◆ What the exercise asks ◆
Below are records; output all of them exactly.

:: Data shown ::

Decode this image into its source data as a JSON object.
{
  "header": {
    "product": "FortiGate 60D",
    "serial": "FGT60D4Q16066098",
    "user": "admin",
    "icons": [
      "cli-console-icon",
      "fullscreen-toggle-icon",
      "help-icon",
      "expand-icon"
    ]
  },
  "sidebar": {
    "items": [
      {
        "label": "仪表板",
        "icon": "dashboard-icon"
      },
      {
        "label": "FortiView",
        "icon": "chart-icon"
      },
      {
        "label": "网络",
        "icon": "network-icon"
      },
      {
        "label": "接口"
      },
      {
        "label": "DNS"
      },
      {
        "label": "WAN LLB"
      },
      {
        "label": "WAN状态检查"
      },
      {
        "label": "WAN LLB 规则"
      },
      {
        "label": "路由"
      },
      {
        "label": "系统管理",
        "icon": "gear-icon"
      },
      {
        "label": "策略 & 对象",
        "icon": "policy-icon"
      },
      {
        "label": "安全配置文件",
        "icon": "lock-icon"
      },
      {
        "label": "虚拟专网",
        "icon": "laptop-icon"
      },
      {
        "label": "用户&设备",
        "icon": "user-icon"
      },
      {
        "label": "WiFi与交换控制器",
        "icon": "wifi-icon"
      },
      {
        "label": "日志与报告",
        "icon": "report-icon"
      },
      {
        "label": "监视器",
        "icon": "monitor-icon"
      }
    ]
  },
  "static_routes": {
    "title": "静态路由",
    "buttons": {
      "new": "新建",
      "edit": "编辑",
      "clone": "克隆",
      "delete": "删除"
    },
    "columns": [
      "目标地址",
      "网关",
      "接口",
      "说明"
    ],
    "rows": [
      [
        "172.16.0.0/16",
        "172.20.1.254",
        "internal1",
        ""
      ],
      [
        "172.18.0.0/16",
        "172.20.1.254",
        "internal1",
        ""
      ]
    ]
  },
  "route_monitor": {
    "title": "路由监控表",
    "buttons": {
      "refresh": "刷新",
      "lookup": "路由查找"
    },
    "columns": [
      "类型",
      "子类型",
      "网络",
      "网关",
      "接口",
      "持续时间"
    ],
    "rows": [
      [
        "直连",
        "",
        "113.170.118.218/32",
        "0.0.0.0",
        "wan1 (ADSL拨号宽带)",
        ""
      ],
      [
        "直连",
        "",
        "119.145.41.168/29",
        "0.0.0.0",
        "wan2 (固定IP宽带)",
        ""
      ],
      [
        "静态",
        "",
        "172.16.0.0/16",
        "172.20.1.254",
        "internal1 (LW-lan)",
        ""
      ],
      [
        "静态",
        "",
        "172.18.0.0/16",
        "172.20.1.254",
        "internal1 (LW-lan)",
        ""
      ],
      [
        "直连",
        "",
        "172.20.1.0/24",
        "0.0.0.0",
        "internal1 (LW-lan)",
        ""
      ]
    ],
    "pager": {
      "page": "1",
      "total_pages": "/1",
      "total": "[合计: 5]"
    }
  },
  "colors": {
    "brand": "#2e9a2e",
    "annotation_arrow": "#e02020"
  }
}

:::

◆ Task answer ◆
Decode this image into its source data as a JSON object.
{
  "header": {
    "product": "FortiGate 60D",
    "serial": "FGT60D4Q16066098",
    "user": "admin",
    "icons": [
      "cli-console-icon",
      "fullscreen-toggle-icon",
      "help-icon",
      "expand-icon"
    ]
  },
  "sidebar": {
    "items": [
      {
        "label": "仪表板",
        "icon": "dashboard-icon"
      },
      {
        "label": "FortiView",
        "icon": "chart-icon"
      },
      {
        "label": "网络",
        "icon": "network-icon"
      },
      {
        "label": "接口"
      },
      {
        "label": "DNS"
      },
      {
        "label": "WAN LLB"
      },
      {
        "label": "WAN状态检查"
      },
      {
        "label": "WAN LLB 规则"
      },
      {
        "label": "路由"
      },
      {
        "label": "系统管理",
        "icon": "gear-icon"
      },
      {
        "label": "策略 & 对象",
        "icon": "policy-icon"
      },
      {
        "label": "安全配置文件",
        "icon": "lock-icon"
      },
      {
        "label": "虚拟专网",
        "icon": "laptop-icon"
      },
      {
        "label": "用户&设备",
        "icon": "user-icon"
      },
      {
        "label": "WiFi与交换控制器",
        "icon": "wifi-icon"
      },
      {
        "label": "日志与报告",
        "icon": "report-icon"
      },
      {
        "label": "监视器",
        "icon": "monitor-icon"
      }
    ]
  },
  "static_routes": {
    "title": "静态路由",
    "buttons": {
      "new": "新建",
      "edit": "编辑",
      "clone": "克隆",
      "delete": "删除"
    },
    "columns": [
      "目标地址",
      "网关",
      "接口",
      "说明"
    ],
    "rows": [
      [
        "172.16.0.0/16",
        "172.20.1.254",
        "internal1",
        ""
      ],
      [
        "172.18.0.0/16",
        "172.20.1.254",
        "internal1",
        ""
      ]
    ]
  },
  "route_monitor": {
    "title": "路由监控表",
    "buttons": {
      "refresh": "刷新",
      "lookup": "路由查找"
    },
    "columns": [
      "类型",
      "子类型",
      "网络",
      "网关",
      "接口",
      "持续时间"
    ],
    "rows": [
      [
        "直连",
        "",
        "113.170.118.218/32",
        "0.0.0.0",
        "wan1 (ADSL拨号宽带)",
        ""
      ],
      [
        "直连",
        "",
        "119.145.41.168/29",
        "0.0.0.0",
        "wan2 (固定IP宽带)",
        ""
      ],
      [
        "静态",
        "",
        "172.16.0.0/16",
        "172.20.1.254",
        "internal1 (LW-lan)",
        ""
      ],
      [
        "静态",
        "",
        "172.18.0.0/16",
        "172.20.1.254",
        "internal1 (LW-lan)",
        ""
      ],
      [
        "直连",
        "",
        "172.20.1.0/24",
        "0.0.0.0",
        "internal1 (LW-lan)",
        ""
      ]
    ],
    "pager": {
      "page": "1",
      "total_pages": "/1",
      "total": "[合计: 5]"
    }
  },
  "colors": {
    "brand": "#2e9a2e",
    "annotation_arrow": "#e02020"
  }
}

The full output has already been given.